“I applaud Secretary Hillary Clinton for putting forth a comprehensive plan to revitalize our nation’s distressed communities and help the millions of American families struggling with skyrocketing rents and diminished access to first-time homeownership,” Terwilliger said in a statement.
“The Secretary’s proposals to increase investment in the Low-income Housing Tax Credit and encourage communities to embrace land use policies that foster the production of more affordable rental homes are essential to solving the rental affordability crisis,” Terwilliger continued.
“Her ideas to promote sustainable homeownership by adopting new credit-testing tools, increasing support for housing counseling, establishing greater regulatory certainty for mortgage lenders, and providing down payment assistance for lower-income first-time home buyers, are serious and thoughtful,” Terwilliger said. “By releasing the plan, Secretary Clinton has distinguished herself as a candidate who understands the critical connection between stable, affordable housing and opportunity for America’s families.”
The National Association of Home Builders also applauded Clinton’s plan.
“We applaud Secretary Clinton for recognizing the significant role that housing plays in our local communities and economy and being one of the first presidential candidates to present a housing and community development plan that will help boost homeownership, rental housing and employment opportunities for the American people,” Ed Brady, chairman of the National Association of Home Builders, said.

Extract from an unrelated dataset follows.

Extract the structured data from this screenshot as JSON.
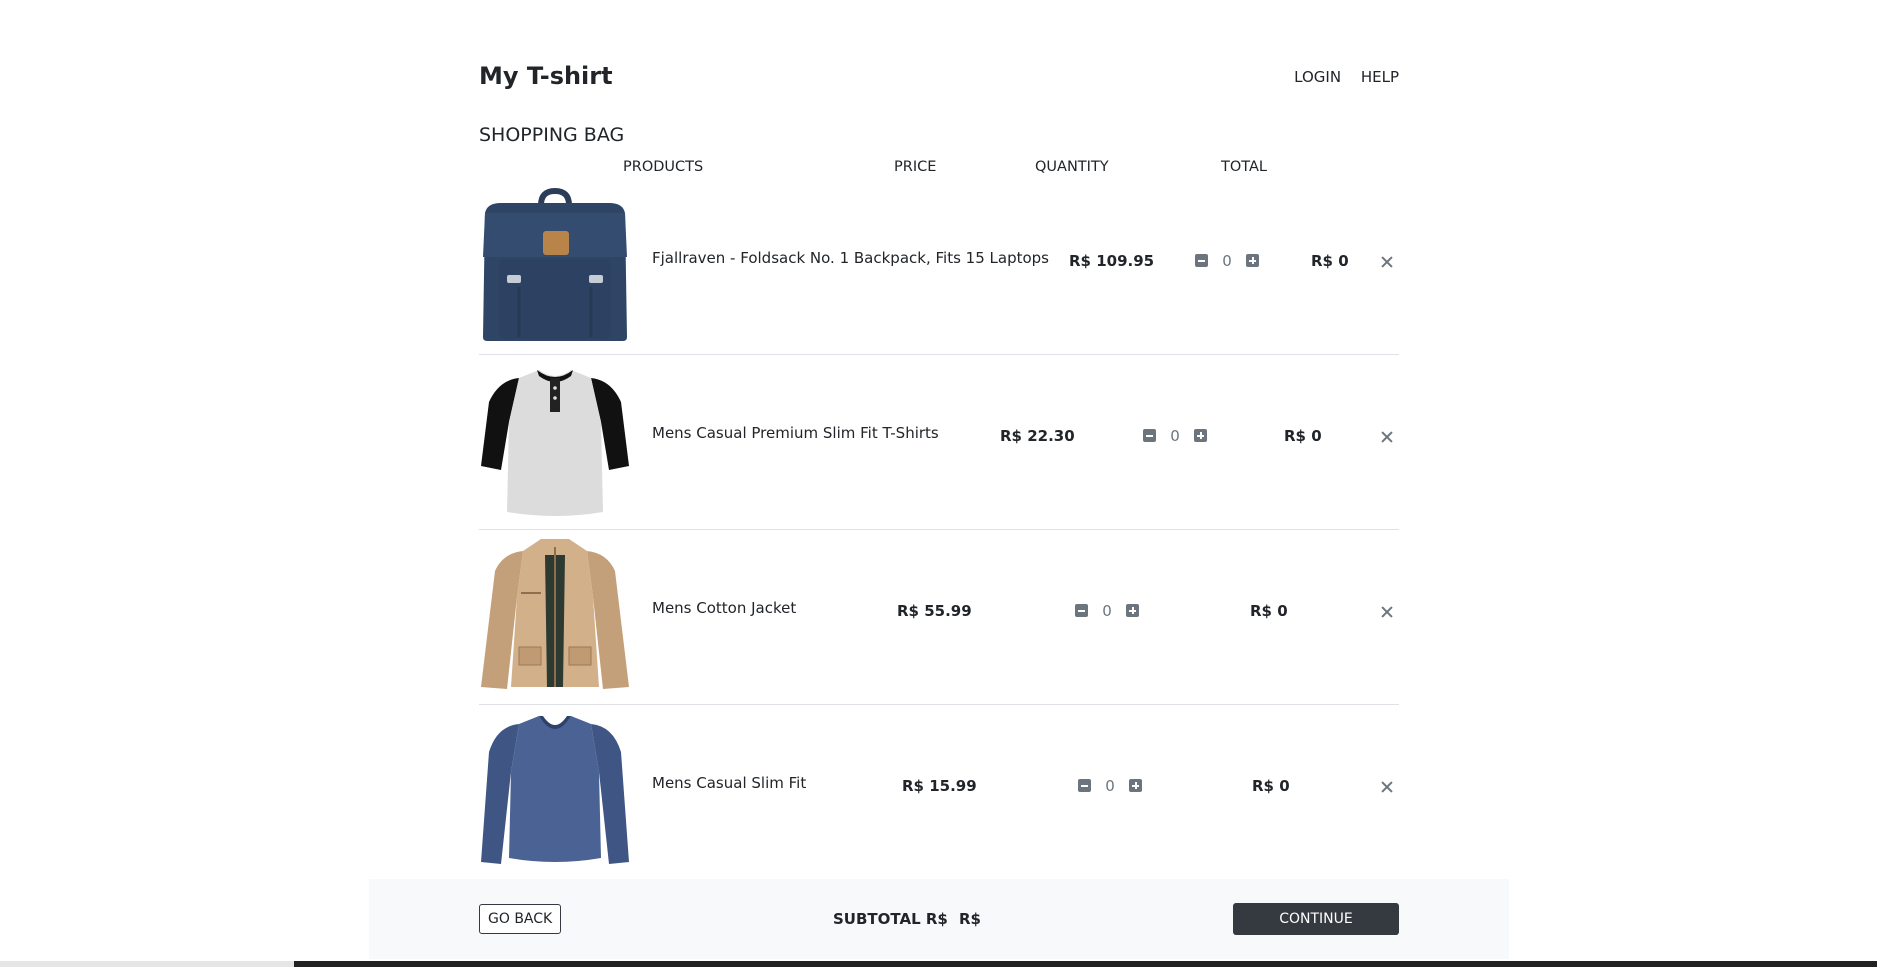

“We appreciate Secretary Clinton's leadership on these vital issues and for putting housing front and center on the national agenda, Brady said. “We hope her vision will encourage other presidential candidates as they move forward on the campaign trail to focus on how housing can spur job and economic growth, something they have disappointingly yet to do.”
(Image above courtesy of JStone / Shutterstock.com)